# Prove through density of rational in set of real numbers

I must prove that for every real number $x$ there exists a sequence of rational numbers $(q_n)_{n=1}^\infty$ with $$\lim_{n \rightarrow \infty} q_{n}=x$$

What I have is by the Archimedean property, for every $x\in \mathbb{R}$, there exists some $y \in \mathbb{R}$ and $z \in \mathbb{R}$ such that $z<x<y$. So by the density of $\mathbb{Q}$ in $\mathbb{R}$, a sequence $(q_n)_{n=1}^\infty$ exists for each $x \in \mathbb{R}$ such that $\lim_{n \rightarrow \infty} q_{n}=x$

• You shouldn't assume $\mathbb Q$ density because that's what you're asked, right? – Oussama Boussif May 28 '17 at 16:17
• @claire we need more context in this question, what you knows about the density of $\Bbb Q$ in $\Bbb R$? What is the original definition of density where you start? – Masacroso May 28 '17 at 16:21
• Also: Theorem. (The Archimedean Property of R) The set N of natural numbers is unbounded above in R. – user261263 May 28 '17 at 16:32

## 2 Answers

Hint: Consider the sequences $x + \frac{1}{n}$ and $x - \frac{1}{n}$ in combination with the density of $\mathbb{Q}$ (it is unclear from your question whether you are allowed to use this or not...?)

Theorem ($\mathbb{Q}$ is dense in $\mathbb{R}$). For every $x, y \in \mathbb{R}$ such that $x < y$, there exists a rational number $r$ such that $x < r < y$.

Let $q_n \in \mathbb{Q}$ defined: $q_{n}$ is a rational from $(x-\frac 1 n, x)$ interval, whose existence is quaranteed by the density theorem. Then $\lim_{n \rightarrow \infty} q_{n}=x$ from squeeze theorem.

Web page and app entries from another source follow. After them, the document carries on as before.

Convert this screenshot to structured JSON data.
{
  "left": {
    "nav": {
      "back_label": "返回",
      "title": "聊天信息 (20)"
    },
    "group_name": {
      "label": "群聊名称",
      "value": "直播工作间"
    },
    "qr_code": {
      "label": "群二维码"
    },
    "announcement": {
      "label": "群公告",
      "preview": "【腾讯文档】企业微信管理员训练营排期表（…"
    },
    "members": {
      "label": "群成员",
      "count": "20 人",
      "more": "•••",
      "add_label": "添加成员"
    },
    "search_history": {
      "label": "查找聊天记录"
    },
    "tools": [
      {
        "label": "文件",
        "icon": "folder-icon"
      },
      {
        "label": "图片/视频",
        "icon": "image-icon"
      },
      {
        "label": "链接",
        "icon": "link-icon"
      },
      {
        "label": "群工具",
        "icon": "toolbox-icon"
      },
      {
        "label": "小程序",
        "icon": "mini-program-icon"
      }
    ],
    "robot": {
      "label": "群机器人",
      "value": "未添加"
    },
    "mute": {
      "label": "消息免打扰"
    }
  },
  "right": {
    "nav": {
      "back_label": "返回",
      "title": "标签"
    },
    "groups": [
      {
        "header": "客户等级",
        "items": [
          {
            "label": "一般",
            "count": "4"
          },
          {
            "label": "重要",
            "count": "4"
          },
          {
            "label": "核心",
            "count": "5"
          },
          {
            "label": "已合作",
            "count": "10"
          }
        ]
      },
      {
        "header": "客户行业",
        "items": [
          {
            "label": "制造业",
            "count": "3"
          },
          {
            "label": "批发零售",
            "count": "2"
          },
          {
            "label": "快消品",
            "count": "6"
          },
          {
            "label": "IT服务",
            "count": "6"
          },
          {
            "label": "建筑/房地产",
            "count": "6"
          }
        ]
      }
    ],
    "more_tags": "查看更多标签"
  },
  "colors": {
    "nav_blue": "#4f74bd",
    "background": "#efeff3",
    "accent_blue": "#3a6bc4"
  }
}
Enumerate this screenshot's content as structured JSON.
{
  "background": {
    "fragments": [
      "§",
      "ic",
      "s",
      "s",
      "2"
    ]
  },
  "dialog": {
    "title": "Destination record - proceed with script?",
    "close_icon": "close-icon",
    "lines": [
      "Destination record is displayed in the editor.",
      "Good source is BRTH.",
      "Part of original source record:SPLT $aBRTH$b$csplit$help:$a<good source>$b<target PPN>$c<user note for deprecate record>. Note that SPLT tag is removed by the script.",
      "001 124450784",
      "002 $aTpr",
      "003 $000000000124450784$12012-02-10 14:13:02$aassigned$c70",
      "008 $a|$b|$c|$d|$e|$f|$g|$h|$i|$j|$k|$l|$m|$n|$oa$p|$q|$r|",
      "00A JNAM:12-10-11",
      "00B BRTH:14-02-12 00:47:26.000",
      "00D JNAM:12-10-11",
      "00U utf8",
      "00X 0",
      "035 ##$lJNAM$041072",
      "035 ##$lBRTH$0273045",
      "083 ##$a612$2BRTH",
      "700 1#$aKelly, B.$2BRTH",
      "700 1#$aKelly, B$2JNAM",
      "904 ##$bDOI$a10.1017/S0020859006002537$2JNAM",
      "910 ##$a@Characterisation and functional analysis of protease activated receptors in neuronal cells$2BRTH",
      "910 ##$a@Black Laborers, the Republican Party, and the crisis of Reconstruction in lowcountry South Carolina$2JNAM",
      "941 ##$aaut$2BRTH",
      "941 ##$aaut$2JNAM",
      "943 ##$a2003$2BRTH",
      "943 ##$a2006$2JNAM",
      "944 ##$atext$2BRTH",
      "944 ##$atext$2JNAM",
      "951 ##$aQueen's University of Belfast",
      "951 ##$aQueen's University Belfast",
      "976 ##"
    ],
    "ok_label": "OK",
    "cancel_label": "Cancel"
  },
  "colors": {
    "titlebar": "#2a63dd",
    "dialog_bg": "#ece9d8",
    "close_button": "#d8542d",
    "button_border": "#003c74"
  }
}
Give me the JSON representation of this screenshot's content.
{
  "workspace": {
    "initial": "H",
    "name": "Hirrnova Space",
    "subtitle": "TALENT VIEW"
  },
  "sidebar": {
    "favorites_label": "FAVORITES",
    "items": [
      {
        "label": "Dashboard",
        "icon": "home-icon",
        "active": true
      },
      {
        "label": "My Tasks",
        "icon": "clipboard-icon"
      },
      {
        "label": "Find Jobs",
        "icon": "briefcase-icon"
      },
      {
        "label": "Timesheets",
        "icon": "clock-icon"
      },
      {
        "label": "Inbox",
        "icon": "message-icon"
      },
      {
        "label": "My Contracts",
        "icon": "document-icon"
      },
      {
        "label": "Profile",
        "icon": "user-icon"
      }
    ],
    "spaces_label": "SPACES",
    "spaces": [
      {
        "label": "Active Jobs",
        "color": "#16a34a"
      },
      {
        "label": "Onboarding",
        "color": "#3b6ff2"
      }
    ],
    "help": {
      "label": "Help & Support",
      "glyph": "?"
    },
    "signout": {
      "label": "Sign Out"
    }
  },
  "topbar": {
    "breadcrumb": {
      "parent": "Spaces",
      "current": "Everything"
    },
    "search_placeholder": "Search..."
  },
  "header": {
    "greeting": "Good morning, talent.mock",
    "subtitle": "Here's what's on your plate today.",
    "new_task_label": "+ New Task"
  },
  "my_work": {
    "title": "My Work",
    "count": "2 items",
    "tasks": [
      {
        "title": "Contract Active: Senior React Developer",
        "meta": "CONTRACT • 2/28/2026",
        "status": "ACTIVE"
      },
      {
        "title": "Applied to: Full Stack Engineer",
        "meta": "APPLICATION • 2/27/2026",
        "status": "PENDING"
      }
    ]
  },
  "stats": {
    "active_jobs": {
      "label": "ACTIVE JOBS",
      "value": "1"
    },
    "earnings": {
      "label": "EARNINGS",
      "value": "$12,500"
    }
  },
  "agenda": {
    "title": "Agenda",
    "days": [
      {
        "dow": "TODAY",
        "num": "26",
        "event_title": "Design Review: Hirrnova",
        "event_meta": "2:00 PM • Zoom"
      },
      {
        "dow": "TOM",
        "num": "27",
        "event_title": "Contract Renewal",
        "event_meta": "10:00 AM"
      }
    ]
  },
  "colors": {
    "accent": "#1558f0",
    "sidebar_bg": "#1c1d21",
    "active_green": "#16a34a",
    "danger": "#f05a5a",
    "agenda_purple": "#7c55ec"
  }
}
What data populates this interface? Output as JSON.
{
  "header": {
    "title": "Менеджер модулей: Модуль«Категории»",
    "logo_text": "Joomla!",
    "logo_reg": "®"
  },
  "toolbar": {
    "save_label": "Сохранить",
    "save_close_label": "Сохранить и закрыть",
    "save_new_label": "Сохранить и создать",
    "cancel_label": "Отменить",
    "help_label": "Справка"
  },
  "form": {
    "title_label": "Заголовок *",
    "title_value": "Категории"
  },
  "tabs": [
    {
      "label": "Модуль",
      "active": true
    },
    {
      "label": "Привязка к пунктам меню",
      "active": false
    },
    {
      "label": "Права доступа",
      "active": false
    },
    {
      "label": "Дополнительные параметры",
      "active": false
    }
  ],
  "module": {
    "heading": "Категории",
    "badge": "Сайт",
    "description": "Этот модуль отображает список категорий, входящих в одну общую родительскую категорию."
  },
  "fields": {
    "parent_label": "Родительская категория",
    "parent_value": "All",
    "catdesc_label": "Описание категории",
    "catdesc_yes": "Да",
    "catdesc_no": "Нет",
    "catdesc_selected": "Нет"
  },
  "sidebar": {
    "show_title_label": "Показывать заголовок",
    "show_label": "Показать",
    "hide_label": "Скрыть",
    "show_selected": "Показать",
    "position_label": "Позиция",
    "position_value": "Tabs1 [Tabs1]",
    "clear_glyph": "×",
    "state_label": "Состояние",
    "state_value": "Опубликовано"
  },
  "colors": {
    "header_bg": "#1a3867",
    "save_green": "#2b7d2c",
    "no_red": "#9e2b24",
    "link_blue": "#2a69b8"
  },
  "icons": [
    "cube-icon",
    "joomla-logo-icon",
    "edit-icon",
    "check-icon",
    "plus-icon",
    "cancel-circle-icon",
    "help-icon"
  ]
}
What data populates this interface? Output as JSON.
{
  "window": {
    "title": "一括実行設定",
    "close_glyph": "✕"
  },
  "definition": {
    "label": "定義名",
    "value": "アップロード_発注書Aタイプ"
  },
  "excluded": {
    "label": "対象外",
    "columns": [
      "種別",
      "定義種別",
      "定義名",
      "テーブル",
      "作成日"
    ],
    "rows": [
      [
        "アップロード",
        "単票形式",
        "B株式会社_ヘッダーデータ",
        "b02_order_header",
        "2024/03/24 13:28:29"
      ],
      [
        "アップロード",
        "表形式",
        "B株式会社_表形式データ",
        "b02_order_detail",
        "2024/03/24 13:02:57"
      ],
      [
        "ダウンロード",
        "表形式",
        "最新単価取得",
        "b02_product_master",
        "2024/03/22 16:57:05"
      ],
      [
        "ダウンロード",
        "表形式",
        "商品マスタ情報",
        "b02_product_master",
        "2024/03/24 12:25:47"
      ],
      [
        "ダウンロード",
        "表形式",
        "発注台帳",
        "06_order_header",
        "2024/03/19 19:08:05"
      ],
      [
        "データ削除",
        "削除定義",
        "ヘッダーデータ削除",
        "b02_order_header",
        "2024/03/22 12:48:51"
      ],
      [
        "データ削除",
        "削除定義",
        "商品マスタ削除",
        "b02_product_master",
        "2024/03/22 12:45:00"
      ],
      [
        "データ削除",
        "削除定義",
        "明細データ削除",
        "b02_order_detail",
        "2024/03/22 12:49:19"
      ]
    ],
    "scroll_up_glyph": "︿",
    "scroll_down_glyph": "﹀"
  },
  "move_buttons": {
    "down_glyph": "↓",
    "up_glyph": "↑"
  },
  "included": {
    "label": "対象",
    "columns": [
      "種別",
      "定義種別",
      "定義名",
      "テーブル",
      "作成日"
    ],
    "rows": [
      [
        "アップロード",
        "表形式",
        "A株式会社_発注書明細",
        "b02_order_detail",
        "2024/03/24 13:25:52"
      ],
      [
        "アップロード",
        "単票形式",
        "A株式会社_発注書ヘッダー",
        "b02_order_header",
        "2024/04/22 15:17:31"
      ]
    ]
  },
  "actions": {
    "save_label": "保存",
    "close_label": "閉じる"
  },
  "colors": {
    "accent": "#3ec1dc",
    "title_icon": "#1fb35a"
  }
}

• It's a shame to give the answer away rather than provide clues to allow op to work out the answer themselves - thus learning more in the process. – lux May 29 '17 at 2:20